rfi

On air
  • RFI English Live
  • Latest Bulletin
  • RFI French Live
International media
rss itunes

Hillary Clinton pneumonia coverage misses big picture

By Christina Okello

Hillary Clinton's bout with pneumonia triggered a media and social media frenzy this week, that has led to accusations of sexism and bias.
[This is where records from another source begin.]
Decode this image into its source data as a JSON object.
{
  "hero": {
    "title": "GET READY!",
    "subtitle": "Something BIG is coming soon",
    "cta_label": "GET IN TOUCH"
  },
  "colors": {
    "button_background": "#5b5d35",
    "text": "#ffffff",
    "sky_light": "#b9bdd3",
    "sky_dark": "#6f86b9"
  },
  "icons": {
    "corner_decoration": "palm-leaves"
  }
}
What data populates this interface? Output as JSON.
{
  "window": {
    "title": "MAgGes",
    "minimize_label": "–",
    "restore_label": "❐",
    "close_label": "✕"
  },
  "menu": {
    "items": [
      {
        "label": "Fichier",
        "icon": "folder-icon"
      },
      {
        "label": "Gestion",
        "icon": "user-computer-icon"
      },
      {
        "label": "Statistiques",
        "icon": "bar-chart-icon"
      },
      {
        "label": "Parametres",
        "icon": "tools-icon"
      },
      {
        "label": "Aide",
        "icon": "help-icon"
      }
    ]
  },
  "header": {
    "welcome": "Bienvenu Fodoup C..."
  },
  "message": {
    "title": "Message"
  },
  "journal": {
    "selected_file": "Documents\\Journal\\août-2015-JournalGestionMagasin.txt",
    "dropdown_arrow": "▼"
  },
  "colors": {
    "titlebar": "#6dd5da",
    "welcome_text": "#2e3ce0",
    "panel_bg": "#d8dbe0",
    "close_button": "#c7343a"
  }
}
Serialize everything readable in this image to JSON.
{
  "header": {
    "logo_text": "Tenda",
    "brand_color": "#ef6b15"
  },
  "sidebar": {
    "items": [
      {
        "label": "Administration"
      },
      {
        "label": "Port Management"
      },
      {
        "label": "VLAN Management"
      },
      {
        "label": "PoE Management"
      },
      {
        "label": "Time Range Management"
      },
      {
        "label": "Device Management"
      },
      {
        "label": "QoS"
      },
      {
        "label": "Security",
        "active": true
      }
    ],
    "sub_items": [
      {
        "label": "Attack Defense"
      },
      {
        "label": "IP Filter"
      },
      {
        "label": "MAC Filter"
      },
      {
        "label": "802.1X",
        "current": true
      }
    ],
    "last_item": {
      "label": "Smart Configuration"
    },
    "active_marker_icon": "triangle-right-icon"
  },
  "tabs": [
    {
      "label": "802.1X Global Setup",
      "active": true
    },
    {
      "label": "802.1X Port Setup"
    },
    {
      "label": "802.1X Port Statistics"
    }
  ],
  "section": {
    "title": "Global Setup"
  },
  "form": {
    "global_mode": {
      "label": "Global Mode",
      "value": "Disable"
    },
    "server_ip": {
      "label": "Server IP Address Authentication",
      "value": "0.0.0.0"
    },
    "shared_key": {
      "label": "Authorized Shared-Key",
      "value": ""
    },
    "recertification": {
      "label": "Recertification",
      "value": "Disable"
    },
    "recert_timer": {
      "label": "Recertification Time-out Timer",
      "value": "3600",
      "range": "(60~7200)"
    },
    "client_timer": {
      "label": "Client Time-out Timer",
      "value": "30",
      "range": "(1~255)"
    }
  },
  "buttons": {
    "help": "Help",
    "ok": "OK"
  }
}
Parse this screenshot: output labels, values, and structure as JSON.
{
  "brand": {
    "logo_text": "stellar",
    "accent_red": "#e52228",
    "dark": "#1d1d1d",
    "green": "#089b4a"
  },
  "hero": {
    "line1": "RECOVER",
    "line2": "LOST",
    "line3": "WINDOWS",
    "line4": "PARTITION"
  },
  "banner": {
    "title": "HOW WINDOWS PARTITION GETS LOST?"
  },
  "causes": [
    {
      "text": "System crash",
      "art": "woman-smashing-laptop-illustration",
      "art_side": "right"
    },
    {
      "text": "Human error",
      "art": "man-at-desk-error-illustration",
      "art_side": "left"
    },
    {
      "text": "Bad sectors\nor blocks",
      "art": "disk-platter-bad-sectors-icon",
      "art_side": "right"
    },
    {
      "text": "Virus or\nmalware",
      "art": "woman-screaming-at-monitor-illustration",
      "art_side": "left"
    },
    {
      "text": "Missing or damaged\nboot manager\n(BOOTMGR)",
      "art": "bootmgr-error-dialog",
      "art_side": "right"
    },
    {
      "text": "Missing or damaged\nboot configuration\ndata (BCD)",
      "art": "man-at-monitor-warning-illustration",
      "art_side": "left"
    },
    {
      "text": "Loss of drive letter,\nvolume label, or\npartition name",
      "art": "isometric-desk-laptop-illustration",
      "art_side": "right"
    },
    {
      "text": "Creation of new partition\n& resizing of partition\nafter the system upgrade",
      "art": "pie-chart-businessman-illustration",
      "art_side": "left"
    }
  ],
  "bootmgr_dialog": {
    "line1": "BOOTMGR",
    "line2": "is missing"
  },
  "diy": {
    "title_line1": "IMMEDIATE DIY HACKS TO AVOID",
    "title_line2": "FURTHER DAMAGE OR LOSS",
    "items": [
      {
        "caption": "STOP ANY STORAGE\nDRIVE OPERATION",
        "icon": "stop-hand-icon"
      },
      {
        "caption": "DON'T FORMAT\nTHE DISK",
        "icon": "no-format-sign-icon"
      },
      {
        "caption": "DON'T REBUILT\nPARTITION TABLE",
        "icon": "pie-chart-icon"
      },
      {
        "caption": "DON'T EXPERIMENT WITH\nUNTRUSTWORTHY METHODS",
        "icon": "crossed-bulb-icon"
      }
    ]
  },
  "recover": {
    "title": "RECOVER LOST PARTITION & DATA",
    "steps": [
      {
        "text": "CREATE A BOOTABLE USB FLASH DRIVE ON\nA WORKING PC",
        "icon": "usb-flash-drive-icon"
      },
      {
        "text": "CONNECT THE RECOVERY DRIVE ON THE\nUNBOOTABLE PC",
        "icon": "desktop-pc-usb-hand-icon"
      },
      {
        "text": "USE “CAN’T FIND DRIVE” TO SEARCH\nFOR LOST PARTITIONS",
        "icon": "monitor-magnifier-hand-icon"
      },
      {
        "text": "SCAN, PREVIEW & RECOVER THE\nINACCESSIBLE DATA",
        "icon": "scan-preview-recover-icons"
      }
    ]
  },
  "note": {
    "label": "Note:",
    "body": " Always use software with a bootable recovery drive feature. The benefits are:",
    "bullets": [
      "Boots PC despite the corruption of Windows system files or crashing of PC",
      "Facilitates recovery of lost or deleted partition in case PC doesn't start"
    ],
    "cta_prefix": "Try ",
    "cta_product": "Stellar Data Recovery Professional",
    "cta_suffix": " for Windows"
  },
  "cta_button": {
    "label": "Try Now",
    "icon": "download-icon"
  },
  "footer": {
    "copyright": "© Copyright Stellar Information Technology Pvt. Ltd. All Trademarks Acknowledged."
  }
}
In this report, RFI's Christina Okello looks at why all this talk of Hillary's health is deflecting attention away from the real campaign issues of the US elections.

It took one stumble, captured on camera at the 9/11 memorial ceremony in New York on Sunday, to trigger an avalanche of reactions over the state of Hillary Clinton's health.

"When Clinton coughs, we get a cold", Scott Lucas, a professor at Birmingham Universiy, told RFI.

Media across the political and geographical spectrum, seized on the episode to question whether or not Clinton will survive.

The Democratic presidential nominee was filmed losing her footing and being assisted into a waiting van after leaving early from a memorial for 9/11 victims.

She'd been diagnosed with pneumonia two days earlier.

"Can you think of a single in-depth story about the issue of health care in the 2016 campaign?" asks Lucas.

"We're only one or two years removed from perhaps one of the most comprehensive reforms of the American health care system in history - Obama care," instead the media are talking about Clinton's health problems, he complains.

Kinda Kanbar, a Washington correspondent for Arab newspaper Alarab shares similar concerns: "As journalists, we feel like we're in a trap, that we're following the nonsense that is appearing on social media."

Nonsense for some, but for others the health of US presidents and future leaders is paramount.

"The question is always asked," says France 24 correspondent Philip Crowther, "and it is an awkard one: is the person running for president, fit enough to be president and to stay in office without any health trouble for the next four and potentially 8 years?"

"It is very very hard for the Washington correspondents or the reporters on the election trail to be able to define a story now," reckons Lucas.

"There just simply isn't the time and space because before you know it your readers have already gone elsewhere."

"The Crack" - the field journal of two reporters across Europe

Rwanda radio tackles relationship counselling and sex education

How public figures react to media stories about health and well-being

What role did the media play in the conservative primary elections

Closure of Hungary opposition paper a 'black day' for journalism

Online data means real-time fact-checking for today's journalists

Climate change website helps scientists correct media errors